I am still here. Still standing. But I really thought I wasn’t going to make it.
On April 3, 2009, my 25 year old daughter Stephanie died of an (accidental?) overdose at the home of a friend, and everything in my world turned upside down. No — I mean it. That isn’t hyperbole. I lost everything except my son.
- My marriage (and subsequent relationships)
- My home (moving for the 8th time next weekend)
- My sanity
- Many of my friends
- And so on…
And I lost my ability to write. I don’t want to say that was the worst part, but writing is what I do. It’s who I am. Who are you when the thing that makes you you goes away?
Oh, I kept up with the technical writing because I needed to pay my bills and keep a roof over my head, but I lost my ability to sit down and put my thoughts and feelings on paper. I let my old blog lapse (and a smaller one that a few people followed). I ceased writing poetry. I no longer even pretended to want to write that great novel. Instead, I planned to write the story of the biggest loss I could ever have imagined, and even that fell apart.
In 2016, I sat down every morning at 6:00 to write for two hours during NaNoWriMo, and I managed ~25,000 words (about half what I needed to submit, so I didn’t even bother sending it in). I fizzled about halfway through the month because I was so tired and so triggered by the memories, even though I was creating a fictionalized account of parts of Stephanie’s life. I’ve tried so many approaches that I could wallpaper a house with the remnants of each attempt. They were bad. They wandered. They were incomplete and disappointing.
Grief is no joke. And I knew something about it, having lost my parents and having had a miscarriage years earlier. I even had a semester of Thanatology (the study of death, dying, and bereavement) under my belt at Hood College graduate school. Believe it or not, I was writing a paper on child bereavement (focusing on infant loss) when I got the dreaded doorbell ring that changed my life. Somehow I finished the semester, but I never went back. Life was schooling me in bereavement all on its own. Nothing ever prepares you for losing your child. I don’t care if it was an expected death or not. You just don’t know how it’s going to affect you or how you’ll deal with it. I wish none of us ever had to be in this awful club.
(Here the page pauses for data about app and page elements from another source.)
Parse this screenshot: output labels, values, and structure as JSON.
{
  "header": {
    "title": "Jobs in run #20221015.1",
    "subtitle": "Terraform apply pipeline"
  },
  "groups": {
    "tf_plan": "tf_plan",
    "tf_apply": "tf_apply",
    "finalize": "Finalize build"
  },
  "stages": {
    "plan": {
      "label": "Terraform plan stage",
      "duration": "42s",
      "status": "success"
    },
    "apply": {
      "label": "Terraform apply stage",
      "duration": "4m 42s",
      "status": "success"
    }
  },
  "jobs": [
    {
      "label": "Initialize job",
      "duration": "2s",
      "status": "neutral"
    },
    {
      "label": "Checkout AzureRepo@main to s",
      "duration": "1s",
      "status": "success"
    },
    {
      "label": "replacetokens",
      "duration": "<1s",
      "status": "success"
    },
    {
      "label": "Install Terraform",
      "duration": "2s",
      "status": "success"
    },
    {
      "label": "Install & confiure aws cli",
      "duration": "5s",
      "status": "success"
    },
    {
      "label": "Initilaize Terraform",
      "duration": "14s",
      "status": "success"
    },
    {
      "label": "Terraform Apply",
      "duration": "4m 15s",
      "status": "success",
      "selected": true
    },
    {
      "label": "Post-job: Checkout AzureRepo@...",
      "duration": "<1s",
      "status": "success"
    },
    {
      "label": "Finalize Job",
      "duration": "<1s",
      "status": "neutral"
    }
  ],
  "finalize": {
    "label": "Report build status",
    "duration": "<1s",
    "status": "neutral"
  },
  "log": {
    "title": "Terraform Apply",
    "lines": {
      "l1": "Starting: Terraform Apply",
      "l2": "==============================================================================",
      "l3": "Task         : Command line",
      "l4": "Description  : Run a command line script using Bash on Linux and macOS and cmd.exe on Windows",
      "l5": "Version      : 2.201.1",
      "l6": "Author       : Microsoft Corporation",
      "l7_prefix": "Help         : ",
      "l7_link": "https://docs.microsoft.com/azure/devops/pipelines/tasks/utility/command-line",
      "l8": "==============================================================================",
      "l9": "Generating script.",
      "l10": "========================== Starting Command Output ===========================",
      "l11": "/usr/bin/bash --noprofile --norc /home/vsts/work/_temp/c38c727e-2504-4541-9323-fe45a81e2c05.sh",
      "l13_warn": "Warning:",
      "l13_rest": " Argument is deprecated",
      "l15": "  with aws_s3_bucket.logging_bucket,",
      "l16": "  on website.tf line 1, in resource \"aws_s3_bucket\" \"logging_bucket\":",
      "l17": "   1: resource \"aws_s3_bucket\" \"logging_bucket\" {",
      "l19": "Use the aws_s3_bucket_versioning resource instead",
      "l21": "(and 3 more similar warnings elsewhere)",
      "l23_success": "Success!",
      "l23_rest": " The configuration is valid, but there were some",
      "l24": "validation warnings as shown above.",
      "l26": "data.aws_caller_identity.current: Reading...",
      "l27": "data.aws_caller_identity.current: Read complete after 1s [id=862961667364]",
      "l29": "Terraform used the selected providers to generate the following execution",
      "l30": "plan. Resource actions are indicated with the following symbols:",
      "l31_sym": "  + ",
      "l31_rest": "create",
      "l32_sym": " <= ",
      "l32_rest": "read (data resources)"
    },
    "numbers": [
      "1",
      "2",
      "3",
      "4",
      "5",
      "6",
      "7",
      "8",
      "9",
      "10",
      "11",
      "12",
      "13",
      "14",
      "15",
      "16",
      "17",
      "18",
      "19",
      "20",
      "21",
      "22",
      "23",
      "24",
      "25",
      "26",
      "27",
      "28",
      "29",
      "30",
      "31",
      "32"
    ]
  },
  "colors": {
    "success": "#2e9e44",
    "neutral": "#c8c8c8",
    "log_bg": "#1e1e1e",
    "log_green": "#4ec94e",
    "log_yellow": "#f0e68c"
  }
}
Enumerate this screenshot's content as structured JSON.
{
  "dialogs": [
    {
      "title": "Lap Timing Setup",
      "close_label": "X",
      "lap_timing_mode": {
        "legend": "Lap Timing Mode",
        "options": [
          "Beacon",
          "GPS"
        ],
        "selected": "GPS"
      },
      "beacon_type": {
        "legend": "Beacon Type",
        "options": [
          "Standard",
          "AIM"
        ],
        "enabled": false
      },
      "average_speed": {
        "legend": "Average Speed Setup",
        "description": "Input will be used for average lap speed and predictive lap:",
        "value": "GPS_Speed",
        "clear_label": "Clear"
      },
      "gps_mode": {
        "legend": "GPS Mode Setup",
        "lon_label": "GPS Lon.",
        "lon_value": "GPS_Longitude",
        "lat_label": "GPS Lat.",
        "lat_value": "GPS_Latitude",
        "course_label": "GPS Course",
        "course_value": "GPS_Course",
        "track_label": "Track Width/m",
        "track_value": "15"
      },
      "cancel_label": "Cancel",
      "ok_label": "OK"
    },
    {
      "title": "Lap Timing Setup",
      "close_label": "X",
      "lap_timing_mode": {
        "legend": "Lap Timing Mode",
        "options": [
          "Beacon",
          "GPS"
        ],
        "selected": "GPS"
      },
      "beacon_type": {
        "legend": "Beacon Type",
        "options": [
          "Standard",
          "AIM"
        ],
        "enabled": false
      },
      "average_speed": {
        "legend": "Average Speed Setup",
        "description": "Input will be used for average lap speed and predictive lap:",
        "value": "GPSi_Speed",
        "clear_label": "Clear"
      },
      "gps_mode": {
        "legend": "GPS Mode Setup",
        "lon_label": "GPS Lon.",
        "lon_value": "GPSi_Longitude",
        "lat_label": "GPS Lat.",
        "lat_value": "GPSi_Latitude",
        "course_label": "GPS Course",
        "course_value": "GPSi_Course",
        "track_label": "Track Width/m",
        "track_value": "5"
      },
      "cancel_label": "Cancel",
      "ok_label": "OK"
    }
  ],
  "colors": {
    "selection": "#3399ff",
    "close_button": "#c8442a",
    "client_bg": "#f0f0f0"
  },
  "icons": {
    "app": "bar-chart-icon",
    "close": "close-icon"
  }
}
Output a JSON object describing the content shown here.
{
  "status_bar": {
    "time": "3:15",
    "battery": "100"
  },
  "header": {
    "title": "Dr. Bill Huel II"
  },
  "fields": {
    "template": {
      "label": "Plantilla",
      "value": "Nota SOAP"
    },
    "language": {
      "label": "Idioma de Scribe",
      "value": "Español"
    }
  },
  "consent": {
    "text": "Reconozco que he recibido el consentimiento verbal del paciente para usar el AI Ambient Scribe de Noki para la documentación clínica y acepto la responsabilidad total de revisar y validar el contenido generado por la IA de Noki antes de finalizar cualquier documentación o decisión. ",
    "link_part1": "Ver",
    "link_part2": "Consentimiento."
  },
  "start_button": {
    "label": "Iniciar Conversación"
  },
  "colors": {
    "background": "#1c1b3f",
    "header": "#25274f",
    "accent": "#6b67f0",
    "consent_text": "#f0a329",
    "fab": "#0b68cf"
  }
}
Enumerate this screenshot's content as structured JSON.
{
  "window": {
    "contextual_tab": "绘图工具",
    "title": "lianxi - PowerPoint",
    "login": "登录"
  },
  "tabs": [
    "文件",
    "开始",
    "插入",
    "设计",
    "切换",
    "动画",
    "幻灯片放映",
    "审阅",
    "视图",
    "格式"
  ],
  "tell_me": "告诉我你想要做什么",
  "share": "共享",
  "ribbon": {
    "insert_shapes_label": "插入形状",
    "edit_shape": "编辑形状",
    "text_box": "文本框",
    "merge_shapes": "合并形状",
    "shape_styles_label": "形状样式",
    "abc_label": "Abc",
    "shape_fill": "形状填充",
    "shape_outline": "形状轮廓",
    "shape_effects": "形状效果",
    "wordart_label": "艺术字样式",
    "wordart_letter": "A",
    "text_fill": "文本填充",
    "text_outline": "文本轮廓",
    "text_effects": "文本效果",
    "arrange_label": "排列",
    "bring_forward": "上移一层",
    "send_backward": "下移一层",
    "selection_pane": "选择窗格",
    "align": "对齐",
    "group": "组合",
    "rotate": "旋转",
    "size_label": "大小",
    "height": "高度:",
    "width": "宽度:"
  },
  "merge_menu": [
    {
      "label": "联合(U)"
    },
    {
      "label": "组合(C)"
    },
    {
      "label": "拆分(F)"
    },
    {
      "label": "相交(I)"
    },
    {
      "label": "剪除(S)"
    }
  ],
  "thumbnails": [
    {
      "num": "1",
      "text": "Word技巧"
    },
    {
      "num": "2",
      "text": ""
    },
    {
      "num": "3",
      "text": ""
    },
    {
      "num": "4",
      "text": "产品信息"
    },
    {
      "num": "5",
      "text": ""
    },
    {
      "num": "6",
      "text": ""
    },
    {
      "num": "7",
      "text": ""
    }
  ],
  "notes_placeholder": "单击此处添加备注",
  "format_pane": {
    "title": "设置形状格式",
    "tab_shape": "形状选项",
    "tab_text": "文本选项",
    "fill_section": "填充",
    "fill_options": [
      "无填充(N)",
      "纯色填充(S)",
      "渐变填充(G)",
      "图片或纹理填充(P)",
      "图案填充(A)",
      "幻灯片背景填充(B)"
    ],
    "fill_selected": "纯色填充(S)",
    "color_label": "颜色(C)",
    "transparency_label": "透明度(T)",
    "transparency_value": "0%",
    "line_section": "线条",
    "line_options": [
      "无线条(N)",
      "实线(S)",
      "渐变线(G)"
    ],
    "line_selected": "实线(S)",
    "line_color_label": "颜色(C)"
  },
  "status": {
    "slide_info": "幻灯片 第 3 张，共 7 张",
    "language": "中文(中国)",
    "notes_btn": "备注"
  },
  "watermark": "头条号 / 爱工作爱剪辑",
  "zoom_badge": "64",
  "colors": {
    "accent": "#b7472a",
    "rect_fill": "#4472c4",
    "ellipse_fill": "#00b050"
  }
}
So why am I telling you this? Well, it’s just the tip of this giant iceberg I’ve been lugging around for the last 9 years. Whether anyone reads my blog or not, this is my new start. This is where I begin to tell my story, where I get my writing juices flowing again and try to make sense of the mountain I’ve been living under for far too long. I’ve been suffocating, and I’m ready to start chipping away at the stone. (Yes, there are mixed metaphors and cliches in this paragraph, and I don’t care.)
I hope you’ll stick with me as I wander my way through what was and what’s next. It will be worth it for both of us, I promise you.
Please enjoy this very appropriate song before you go. Peace, Jude ❤